> _Exercise description_
What is needed here is a word-for-word copy of all the entries below.

[Data items]
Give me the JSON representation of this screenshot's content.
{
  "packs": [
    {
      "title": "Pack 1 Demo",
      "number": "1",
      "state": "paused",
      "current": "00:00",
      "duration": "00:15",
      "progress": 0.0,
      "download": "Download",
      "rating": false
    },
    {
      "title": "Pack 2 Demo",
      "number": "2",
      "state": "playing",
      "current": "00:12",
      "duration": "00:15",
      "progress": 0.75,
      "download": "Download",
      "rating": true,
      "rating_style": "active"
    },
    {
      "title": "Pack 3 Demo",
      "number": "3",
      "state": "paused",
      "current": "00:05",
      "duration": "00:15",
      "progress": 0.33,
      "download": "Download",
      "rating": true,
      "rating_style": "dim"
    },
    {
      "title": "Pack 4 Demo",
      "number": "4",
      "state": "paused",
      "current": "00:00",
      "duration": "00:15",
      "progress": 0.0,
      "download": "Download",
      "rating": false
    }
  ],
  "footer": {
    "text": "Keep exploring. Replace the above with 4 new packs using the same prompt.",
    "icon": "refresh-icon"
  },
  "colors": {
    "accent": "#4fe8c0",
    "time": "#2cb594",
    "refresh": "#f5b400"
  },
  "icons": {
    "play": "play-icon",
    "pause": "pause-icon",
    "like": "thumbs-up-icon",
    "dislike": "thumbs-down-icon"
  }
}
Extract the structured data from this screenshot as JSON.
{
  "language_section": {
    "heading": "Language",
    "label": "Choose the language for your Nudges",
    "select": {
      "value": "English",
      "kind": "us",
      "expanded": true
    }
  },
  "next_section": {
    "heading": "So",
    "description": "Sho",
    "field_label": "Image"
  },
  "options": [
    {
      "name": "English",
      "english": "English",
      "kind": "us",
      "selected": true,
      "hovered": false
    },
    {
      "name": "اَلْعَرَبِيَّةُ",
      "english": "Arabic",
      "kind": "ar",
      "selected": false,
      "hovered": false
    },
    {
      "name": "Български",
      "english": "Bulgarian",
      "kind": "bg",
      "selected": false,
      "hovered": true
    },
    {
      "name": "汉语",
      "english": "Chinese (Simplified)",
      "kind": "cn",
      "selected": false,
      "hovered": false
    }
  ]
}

> _Answer box_
Give me the JSON representation of this screenshot's content.
{
  "packs": [
    {
      "title": "Pack 1 Demo",
      "number": "1",
      "state": "paused",
      "current": "00:00",
      "duration": "00:15",
      "progress": 0.0,
      "download": "Download",
      "rating": false
    },
    {
      "title": "Pack 2 Demo",
      "number": "2",
      "state": "playing",
      "current": "00:12",
      "duration": "00:15",
      "progress": 0.75,
      "download": "Download",
      "rating": true,
      "rating_style": "active"
    },
    {
      "title": "Pack 3 Demo",
      "number": "3",
      "state": "paused",
      "current": "00:05",
      "duration": "00:15",
      "progress": 0.33,
      "download": "Download",
      "rating": true,
      "rating_style": "dim"
    },
    {
      "title": "Pack 4 Demo",
      "number": "4",
      "state": "paused",
      "current": "00:00",
      "duration": "00:15",
      "progress": 0.0,
      "download": "Download",
      "rating": false
    }
  ],
  "footer": {
    "text": "Keep exploring. Replace the above with 4 new packs using the same prompt.",
    "icon": "refresh-icon"
  },
  "colors": {
    "accent": "#4fe8c0",
    "time": "#2cb594",
    "refresh": "#f5b400"
  },
  "icons": {
    "play": "play-icon",
    "pause": "pause-icon",
    "like": "thumbs-up-icon",
    "dislike": "thumbs-down-icon"
  }
}
Extract the structured data from this screenshot as JSON.
{
  "language_section": {
    "heading": "Language",
    "label": "Choose the language for your Nudges",
    "select": {
      "value": "English",
      "kind": "us",
      "expanded": true
    }
  },
  "next_section": {
    "heading": "So",
    "description": "Sho",
    "field_label": "Image"
  },
  "options": [
    {
      "name": "English",
      "english": "English",
      "kind": "us",
      "selected": true,
      "hovered": false
    },
    {
      "name": "اَلْعَرَبِيَّةُ",
      "english": "Arabic",
      "kind": "ar",
      "selected": false,
      "hovered": false
    },
    {
      "name": "Български",
      "english": "Bulgarian",
      "kind": "bg",
      "selected": false,
      "hovered": true
    },
    {
      "name": "汉语",
      "english": "Chinese (Simplified)",
      "kind": "cn",
      "selected": false,
      "hovered": false
    }
  ]
}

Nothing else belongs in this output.